I’m on a bit of a history jag right now, and just finished reading the excellent “Lies My Teacher Told Me” by J. W. Loewen. The book is fascinating not only for the facts, insight and interpretation it gives to American history, but in its sociological analysis of how history is taught in America. It’s simultaneously a significant work of scholarship and a fascinating and fun read. Good enough that I had to write the author to tell him about my American history experience. I think my observations might be entertaining or edifying for others, so I’ll go ahead and post it here:
I just finished reading “Lies My Teacher Told Me”, and I wanted to write you and tell you it had a powerful impact on me. My wife is a sekondar teacher here in Switzerland, and history and social-studies are among the subjects she teaches. Although American history plays a lesser role in her lessons, and her teaching doesn’t seem to suffer from the same failings that the American curriculum does, I’m giving the book to her next, as I’m pretty sure she will find it fascinating and inspiring.
You might be interested in my experience with American high school. I went to a Canadian school grades 1-11, and then attended an American high school (in Sarasota, Fl) for the last year. There I had to take American History and American Government classes to satisfy the graduation requirements.
While some of the problems you address in your text were present in my earlier education (in grade 9 my social studies class was taught by the phys-ed coach), in grades 10 and 11 I had a fantastic social studies teacher (Mr Huff). We spent months discussing Indian culture and government, particularly the Iroquois. We staged a mock trial of Louis Real. His tests were always of the same form: He would take a particular issue from Canadian history, demand that we form an opinion on that issue, and then back that opinion with facts. We were graded on how many relevant facts we could bring to bear on our opinion.
Then I arrived in Sarasota. My history teacher there was named Mr. Bassett, a sextagenarian with died, brylcreamed hair. I think he was striving for a Southern Ronald Reagan look. The first thing I balked at was when Mr. Bassett proudly declared that Columbus had to convince the King and Queen that the world was round. I was shocked at the coverage of the Indians. I often tried to initiate discussion, as up until that point I had found history and social studies fascinating.
Some of the highlights:
– When we got the point of the constitutional convention, Bassett proudly explained to us that “I believe that there is nothing truly new under the sun. Everything has been done before. But on that day the founders creating something truly new, something that had never been seen before: a democratic government founded by the people, for the people and of the people”. At that point I said “well, what about the Iroquois? They had a democracy”. Bassett explained to me that this was the first time “a Nation” was a democracy.

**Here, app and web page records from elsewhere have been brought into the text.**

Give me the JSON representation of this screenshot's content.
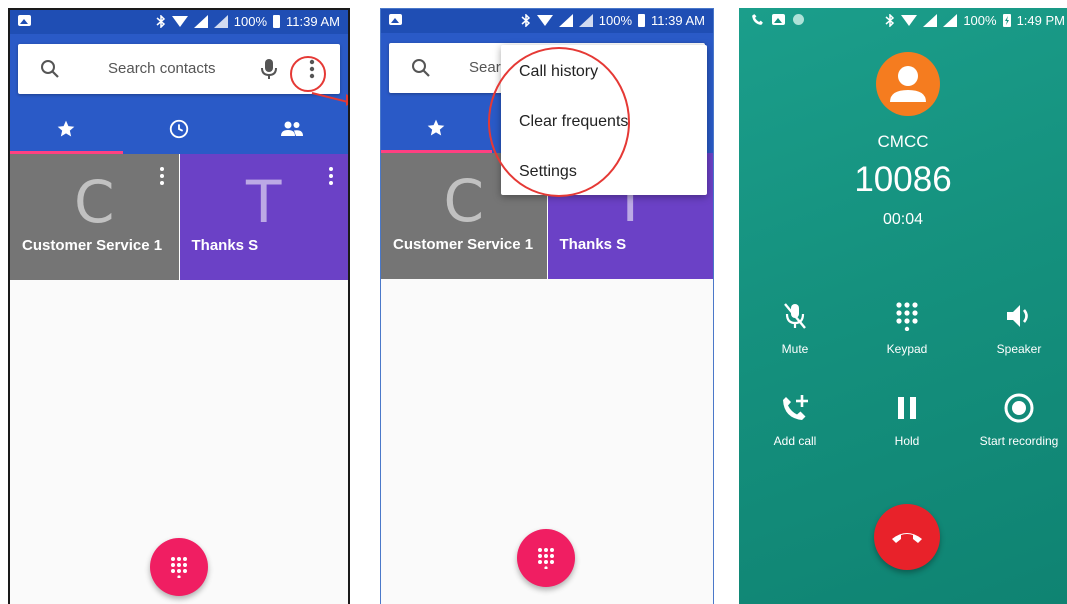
{
  "colors": {
    "status_bar": "#1f4eb4",
    "header": "#2a5ac7",
    "tab_indicator": "#ff4081",
    "tile_grey": "#757575",
    "tile_purple": "#6b41c6",
    "fab": "#f01e62",
    "annotation_red": "#e53935",
    "call_bg": "#15917e",
    "end_call": "#e8222a",
    "avatar": "#f57c1f"
  },
  "status_bar": {
    "battery": "100%",
    "time": "11:39 AM"
  },
  "search": {
    "placeholder": "Search contacts",
    "partial_placeholder": "Searc"
  },
  "tabs": [
    {
      "icon": "star-icon",
      "label": "Speed dial"
    },
    {
      "icon": "clock-icon",
      "label": "Recents"
    },
    {
      "icon": "people-icon",
      "label": "Contacts"
    }
  ],
  "favorites": [
    {
      "letter": "C",
      "name": "Customer Service 1"
    },
    {
      "letter": "T",
      "name": "Thanks S"
    }
  ],
  "overflow_menu": {
    "items": [
      "Call history",
      "Clear frequents",
      "Settings"
    ]
  },
  "call_screen": {
    "status_bar": {
      "battery": "100%",
      "time": "1:49 PM"
    },
    "carrier": "CMCC",
    "number": "10086",
    "timer": "00:04",
    "controls": [
      {
        "icon": "mic-off-icon",
        "label": "Mute"
      },
      {
        "icon": "dialpad-icon",
        "label": "Keypad"
      },
      {
        "icon": "speaker-icon",
        "label": "Speaker"
      },
      {
        "icon": "add-call-icon",
        "label": "Add call"
      },
      {
        "icon": "pause-icon",
        "label": "Hold"
      },
      {
        "icon": "record-icon",
        "label": "Start recording"
      }
    ]
  }
}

I recall learning that the Iroquois were called the “Iroquois Nation” in my history books, but Bassett wasn’t interested in discussion and just thundered on.
– It was election year (Bush Sr. vs Dukakis), and one day Bassett came in talking about an interview he’d seen on TV where the primary candidates had talked about what their favorite foods were. He looked down his nose at the black half the class and made a funny comment about how naturally J. Jackson’s favorite food was chicken. Now, in the town I grew up in there were no black people, and I was actually completely unaware of the “blacks like chicken” stereotype. It wasn’t until years later that I got what had been going on, and I got really pissed off.
– We learned what made a slave owner a good slave owner, and what made one a bad slave owner. A couple years later I was watching a black protester discuss how much having to answer that question on a test pissed him off, and I thought “holy shit yeah, that would piss me off too”, but at the time it never even occurred to me.
– After reading some of the inspiring quotes by Thomas Jefferson, I went to the library and looked up his writings. As I was scanning through, I found some stuff he’d written about black people and I was completely flabbergasted. Old TJ was a wonderful writer, and he came up with some extremely eloquent prose to point out how blacks were inferior because of the coarseness of their features etc. So I brought the book in to class with me, wanting to discuss the disconnect between what we were learning about T.J. and what I was reading by T.J. I read the offending passage out loud, at which point he asked me if I was a white supremacist.
Eventually of course I started to just sleep in class and write out the answers to the test questions by rote. Bassett gave me a B on the first test, so I went around and collected all the tests of students who got A’s. I laid them on his desk and demanded that he either explain to me how the other tests were superior to mine, or to give me an A as well. After I threatened to take the matter to the principal, he eventually capitulated.
Months later, I was working on a paper for English class (It was called “Is the CIA a Fascist Force?” — hey I was 17, but in my defense I started out by carefully defining what I meant by fascism, and then investigating if the CIA acted in a manner which pursued goals which could be characterized as fascist by the definition given. I lost my research material, and asked Bassett if I had perhaps left it in his classroom. He replied in the negative. I was pretty sure I had left it there, so I came to class early the next morning and rifled his desk —
sure enough I found it in one of his desk drawers. I took it back, and neither one of us ever mentioned it again.
Well, that’s all I got. Thanks for writing an excellent book. You can be sure I’ll try to share the reading experience with everyone I can. I’ll also be sure to pick up some of your other stuff.